#### Record extracts
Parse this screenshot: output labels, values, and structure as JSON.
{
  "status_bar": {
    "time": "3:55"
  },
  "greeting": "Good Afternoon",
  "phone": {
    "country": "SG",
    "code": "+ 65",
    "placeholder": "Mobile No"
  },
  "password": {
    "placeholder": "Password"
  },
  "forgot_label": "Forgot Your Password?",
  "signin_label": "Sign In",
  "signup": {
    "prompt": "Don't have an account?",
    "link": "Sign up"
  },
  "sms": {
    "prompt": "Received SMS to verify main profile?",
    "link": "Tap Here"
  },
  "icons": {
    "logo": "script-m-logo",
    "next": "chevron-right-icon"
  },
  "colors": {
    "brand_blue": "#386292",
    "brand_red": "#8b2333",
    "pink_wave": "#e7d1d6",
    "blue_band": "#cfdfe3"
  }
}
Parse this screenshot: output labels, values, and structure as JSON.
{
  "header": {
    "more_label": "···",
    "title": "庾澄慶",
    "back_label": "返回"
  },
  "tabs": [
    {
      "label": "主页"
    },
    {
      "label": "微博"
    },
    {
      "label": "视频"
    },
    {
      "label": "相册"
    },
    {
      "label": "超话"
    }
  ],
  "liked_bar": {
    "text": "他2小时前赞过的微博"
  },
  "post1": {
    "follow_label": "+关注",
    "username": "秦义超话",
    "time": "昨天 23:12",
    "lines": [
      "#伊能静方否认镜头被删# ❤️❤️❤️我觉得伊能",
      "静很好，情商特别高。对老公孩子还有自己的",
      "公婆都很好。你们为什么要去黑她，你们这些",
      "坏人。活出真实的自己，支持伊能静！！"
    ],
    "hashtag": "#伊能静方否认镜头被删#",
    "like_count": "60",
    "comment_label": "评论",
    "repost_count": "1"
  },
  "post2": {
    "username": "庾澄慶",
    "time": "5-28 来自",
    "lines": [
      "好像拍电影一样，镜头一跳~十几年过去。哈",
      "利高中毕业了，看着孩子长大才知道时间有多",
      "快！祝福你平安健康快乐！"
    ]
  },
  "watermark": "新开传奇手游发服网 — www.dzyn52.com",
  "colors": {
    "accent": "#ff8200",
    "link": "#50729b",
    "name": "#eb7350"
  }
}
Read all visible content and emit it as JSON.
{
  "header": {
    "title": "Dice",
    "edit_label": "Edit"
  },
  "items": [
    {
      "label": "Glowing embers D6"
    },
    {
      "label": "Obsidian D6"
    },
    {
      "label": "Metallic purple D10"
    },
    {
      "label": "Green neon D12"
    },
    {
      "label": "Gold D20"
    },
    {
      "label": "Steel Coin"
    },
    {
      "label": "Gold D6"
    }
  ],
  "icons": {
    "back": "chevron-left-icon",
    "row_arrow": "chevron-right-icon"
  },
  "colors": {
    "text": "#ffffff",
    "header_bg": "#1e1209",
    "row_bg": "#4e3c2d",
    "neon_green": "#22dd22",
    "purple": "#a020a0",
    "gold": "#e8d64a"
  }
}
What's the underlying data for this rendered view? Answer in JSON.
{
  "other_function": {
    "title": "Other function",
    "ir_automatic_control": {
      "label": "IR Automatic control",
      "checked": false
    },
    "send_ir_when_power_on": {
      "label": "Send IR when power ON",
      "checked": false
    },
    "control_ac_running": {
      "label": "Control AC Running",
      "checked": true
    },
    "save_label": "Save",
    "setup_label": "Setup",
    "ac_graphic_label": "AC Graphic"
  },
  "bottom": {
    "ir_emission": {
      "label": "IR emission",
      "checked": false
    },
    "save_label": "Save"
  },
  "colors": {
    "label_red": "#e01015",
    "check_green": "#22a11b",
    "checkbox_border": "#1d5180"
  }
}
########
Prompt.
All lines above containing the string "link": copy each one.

Solution to this exercise.
    "link": "Sign up"
    "link": "Tap Here"
    "link": "#50729b",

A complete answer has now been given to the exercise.